■ PROMPT ■
Copy every line in the records below that contains the word "access".

(INPUT RECORDS)

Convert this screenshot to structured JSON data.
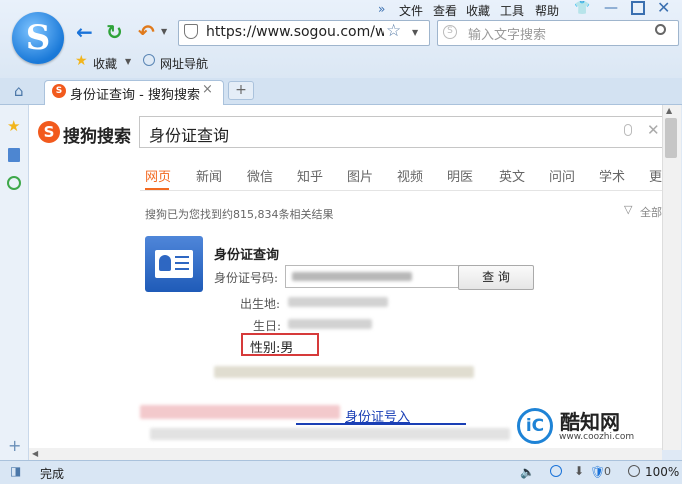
{
  "menu": {
    "items": [
      "文件",
      "查看",
      "收藏",
      "工具",
      "帮助"
    ]
  },
  "toolbar": {
    "favorites_label": "收藏",
    "url_nav_label": "网址导航",
    "url": "https://www.sogou.com/we",
    "search_placeholder": "输入文字搜索"
  },
  "tab": {
    "title": "身份证查询 - 搜狗搜索",
    "close": "×",
    "new": "+"
  },
  "sogou": {
    "brand": "搜狗搜索",
    "query": "身份证查询",
    "verticals": [
      "网页",
      "新闻",
      "微信",
      "知乎",
      "图片",
      "视频",
      "明医",
      "英文",
      "问问",
      "学术",
      "更"
    ],
    "result_count": "搜狗已为您找到约815,834条相关结果",
    "filter_label": "全部"
  },
  "card": {
    "title": "身份证查询",
    "id_label": "身份证号码:",
    "query_button": "查 询",
    "birthplace_label": "出生地:",
    "birthday_label": "生日:",
    "gender_label": "性别:",
    "gender_value": "男"
  },
  "bottom_link": "身份证号入",
  "watermark": {
    "name": "酷知网",
    "url": "www.coozhi.com"
  },
  "status": {
    "text": "完成",
    "zoom": "100%"
  },
  "colors": {
    "accent": "#f26a21",
    "highlight_border": "#d63a3a",
    "link": "#1a3fb5"
  }
}
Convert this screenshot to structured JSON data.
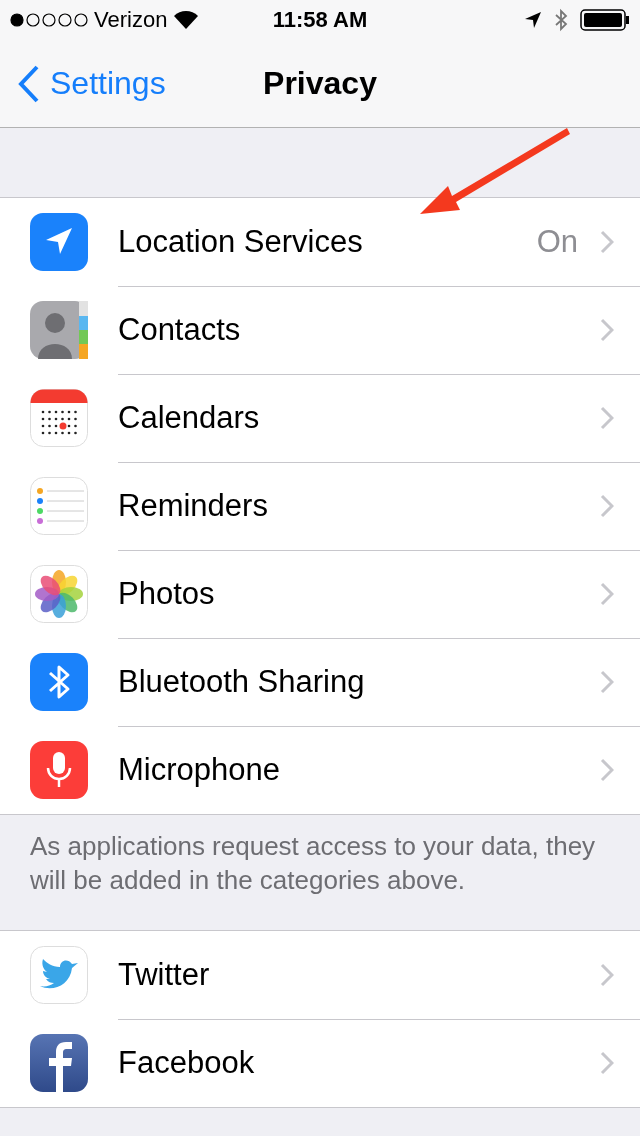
{
  "status_bar": {
    "carrier": "Verizon",
    "time": "11:58 AM"
  },
  "nav": {
    "back_label": "Settings",
    "title": "Privacy"
  },
  "sections": [
    {
      "rows": [
        {
          "label": "Location Services",
          "kind": "location",
          "value": "On"
        },
        {
          "label": "Contacts",
          "kind": "contacts"
        },
        {
          "label": "Calendars",
          "kind": "calendar"
        },
        {
          "label": "Reminders",
          "kind": "reminders"
        },
        {
          "label": "Photos",
          "kind": "photos"
        },
        {
          "label": "Bluetooth Sharing",
          "kind": "bluetooth"
        },
        {
          "label": "Microphone",
          "kind": "microphone"
        }
      ],
      "footer": "As applications request access to your data, they will be added in the categories above."
    },
    {
      "rows": [
        {
          "label": "Twitter",
          "kind": "twitter"
        },
        {
          "label": "Facebook",
          "kind": "facebook"
        }
      ]
    }
  ]
}
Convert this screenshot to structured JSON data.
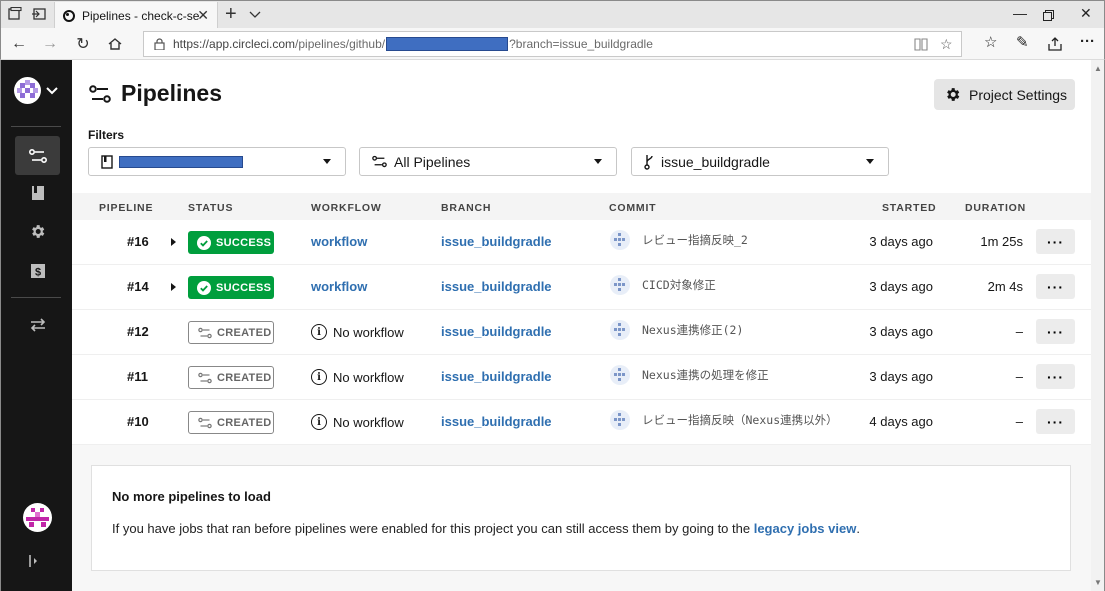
{
  "browser": {
    "tab_title": "Pipelines - check-c-sear",
    "url_prefix": "https://app.circleci.com",
    "url_path": "/pipelines/github/",
    "url_suffix": "?branch=issue_buildgradle"
  },
  "page": {
    "title": "Pipelines",
    "project_settings_label": "Project Settings",
    "filters_label": "Filters",
    "filter_pipelines": "All Pipelines",
    "filter_branch": "issue_buildgradle"
  },
  "table": {
    "headers": {
      "pipeline": "PIPELINE",
      "status": "STATUS",
      "workflow": "WORKFLOW",
      "branch": "BRANCH",
      "commit": "COMMIT",
      "started": "STARTED",
      "duration": "DURATION"
    },
    "rows": [
      {
        "num": "#16",
        "status": "SUCCESS",
        "workflow": "workflow",
        "branch": "issue_buildgradle",
        "commit": "レビュー指摘反映_2",
        "started": "3 days ago",
        "duration": "1m 25s",
        "more": "···"
      },
      {
        "num": "#14",
        "status": "SUCCESS",
        "workflow": "workflow",
        "branch": "issue_buildgradle",
        "commit": "CICD対象修正",
        "started": "3 days ago",
        "duration": "2m 4s",
        "more": "···"
      },
      {
        "num": "#12",
        "status": "CREATED",
        "workflow": "No workflow",
        "branch": "issue_buildgradle",
        "commit": "Nexus連携修正(2)",
        "started": "3 days ago",
        "duration": "–",
        "more": "···"
      },
      {
        "num": "#11",
        "status": "CREATED",
        "workflow": "No workflow",
        "branch": "issue_buildgradle",
        "commit": "Nexus連携の処理を修正",
        "started": "3 days ago",
        "duration": "–",
        "more": "···"
      },
      {
        "num": "#10",
        "status": "CREATED",
        "workflow": "No workflow",
        "branch": "issue_buildgradle",
        "commit": "レビュー指摘反映（Nexus連携以外）",
        "started": "4 days ago",
        "duration": "–",
        "more": "···"
      }
    ]
  },
  "empty_state": {
    "title": "No more pipelines to load",
    "text_before": "If you have jobs that ran before pipelines were enabled for this project you can still access them by going to the ",
    "link": "legacy jobs view",
    "text_after": "."
  },
  "colors": {
    "success": "#009e3d",
    "link": "#2f6fb0",
    "sidebar": "#161616",
    "redaction": "#3f6ec1"
  }
}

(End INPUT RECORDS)

■ EXERCISE ANSWER ■
      "footer": "As applications request access to your data, they will be added in the categories above."
    "text_before": "If you have jobs that ran before pipelines were enabled for this project you can still access them by going to the ",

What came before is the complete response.